#### Extracted entries ####

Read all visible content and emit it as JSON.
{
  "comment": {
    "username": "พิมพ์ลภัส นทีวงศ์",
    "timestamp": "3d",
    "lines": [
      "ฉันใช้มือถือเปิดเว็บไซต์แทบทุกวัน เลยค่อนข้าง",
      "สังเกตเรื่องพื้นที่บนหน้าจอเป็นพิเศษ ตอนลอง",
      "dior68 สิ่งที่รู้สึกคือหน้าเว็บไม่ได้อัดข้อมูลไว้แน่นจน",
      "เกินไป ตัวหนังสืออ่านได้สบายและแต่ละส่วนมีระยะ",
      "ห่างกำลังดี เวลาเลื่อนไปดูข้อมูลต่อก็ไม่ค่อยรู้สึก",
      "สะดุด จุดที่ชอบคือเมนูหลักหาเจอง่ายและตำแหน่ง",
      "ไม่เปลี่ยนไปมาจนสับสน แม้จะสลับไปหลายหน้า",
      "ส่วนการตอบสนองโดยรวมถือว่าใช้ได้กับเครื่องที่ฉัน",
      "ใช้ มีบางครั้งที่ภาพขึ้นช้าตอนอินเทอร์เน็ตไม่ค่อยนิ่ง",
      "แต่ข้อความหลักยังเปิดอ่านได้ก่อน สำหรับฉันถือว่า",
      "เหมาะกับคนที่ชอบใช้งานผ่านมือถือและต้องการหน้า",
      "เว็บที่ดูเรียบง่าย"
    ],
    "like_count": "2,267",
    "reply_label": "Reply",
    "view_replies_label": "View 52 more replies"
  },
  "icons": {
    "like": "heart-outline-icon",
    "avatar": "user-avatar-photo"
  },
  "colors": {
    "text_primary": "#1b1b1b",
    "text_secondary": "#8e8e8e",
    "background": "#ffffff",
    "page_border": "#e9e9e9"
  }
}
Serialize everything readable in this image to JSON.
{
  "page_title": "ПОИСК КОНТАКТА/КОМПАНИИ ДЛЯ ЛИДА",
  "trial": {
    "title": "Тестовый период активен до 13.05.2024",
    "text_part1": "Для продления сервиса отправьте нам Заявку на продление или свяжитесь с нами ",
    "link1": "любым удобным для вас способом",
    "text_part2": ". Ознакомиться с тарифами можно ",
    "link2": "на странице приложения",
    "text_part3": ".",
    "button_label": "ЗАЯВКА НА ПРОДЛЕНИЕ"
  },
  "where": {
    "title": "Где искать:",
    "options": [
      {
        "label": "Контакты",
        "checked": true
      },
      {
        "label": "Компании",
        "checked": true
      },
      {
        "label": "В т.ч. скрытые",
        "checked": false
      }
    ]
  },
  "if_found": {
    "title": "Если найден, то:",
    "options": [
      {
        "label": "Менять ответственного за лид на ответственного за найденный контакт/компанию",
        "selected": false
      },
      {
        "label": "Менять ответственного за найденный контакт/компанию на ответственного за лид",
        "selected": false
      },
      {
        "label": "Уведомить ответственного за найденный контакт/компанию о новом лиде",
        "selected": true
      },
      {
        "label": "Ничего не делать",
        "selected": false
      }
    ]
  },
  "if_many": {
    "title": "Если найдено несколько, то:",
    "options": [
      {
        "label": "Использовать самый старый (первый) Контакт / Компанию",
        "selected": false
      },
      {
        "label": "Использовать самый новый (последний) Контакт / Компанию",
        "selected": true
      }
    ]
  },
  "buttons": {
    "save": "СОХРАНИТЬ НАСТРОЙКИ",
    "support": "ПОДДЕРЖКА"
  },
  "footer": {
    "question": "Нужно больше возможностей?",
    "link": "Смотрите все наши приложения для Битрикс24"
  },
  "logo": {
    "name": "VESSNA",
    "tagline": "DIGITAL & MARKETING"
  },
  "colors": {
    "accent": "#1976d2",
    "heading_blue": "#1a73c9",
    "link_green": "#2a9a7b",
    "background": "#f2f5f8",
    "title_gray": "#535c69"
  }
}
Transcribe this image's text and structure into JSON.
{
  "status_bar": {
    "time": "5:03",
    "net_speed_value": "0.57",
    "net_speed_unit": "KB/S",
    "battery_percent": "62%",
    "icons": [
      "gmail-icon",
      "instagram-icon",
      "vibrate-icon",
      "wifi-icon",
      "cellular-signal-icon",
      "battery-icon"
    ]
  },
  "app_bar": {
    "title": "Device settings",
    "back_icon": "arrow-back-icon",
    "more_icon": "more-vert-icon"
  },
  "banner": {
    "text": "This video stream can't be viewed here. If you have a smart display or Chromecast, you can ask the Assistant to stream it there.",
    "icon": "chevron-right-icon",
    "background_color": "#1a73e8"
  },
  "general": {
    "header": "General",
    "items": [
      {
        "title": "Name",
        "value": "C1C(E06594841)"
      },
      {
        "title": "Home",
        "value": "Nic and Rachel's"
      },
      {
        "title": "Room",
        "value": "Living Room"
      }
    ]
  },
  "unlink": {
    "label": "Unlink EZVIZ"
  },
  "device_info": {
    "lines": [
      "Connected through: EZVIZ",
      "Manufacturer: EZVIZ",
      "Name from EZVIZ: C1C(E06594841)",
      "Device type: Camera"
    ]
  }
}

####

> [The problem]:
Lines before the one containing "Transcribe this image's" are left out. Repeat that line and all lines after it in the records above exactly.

> [Response]:
Transcribe this image's text and structure into JSON.
{
  "status_bar": {
    "time": "5:03",
    "net_speed_value": "0.57",
    "net_speed_unit": "KB/S",
    "battery_percent": "62%",
    "icons": [
      "gmail-icon",
      "instagram-icon",
      "vibrate-icon",
      "wifi-icon",
      "cellular-signal-icon",
      "battery-icon"
    ]
  },
  "app_bar": {
    "title": "Device settings",
    "back_icon": "arrow-back-icon",
    "more_icon": "more-vert-icon"
  },
  "banner": {
    "text": "This video stream can't be viewed here. If you have a smart display or Chromecast, you can ask the Assistant to stream it there.",
    "icon": "chevron-right-icon",
    "background_color": "#1a73e8"
  },
  "general": {
    "header": "General",
    "items": [
      {
        "title": "Name",
        "value": "C1C(E06594841)"
      },
      {
        "title": "Home",
        "value": "Nic and Rachel's"
      },
      {
        "title": "Room",
        "value": "Living Room"
      }
    ]
  },
  "unlink": {
    "label": "Unlink EZVIZ"
  },
  "device_info": {
    "lines": [
      "Connected through: EZVIZ",
      "Manufacturer: EZVIZ",
      "Name from EZVIZ: C1C(E06594841)",
      "Device type: Camera"
    ]
  }
}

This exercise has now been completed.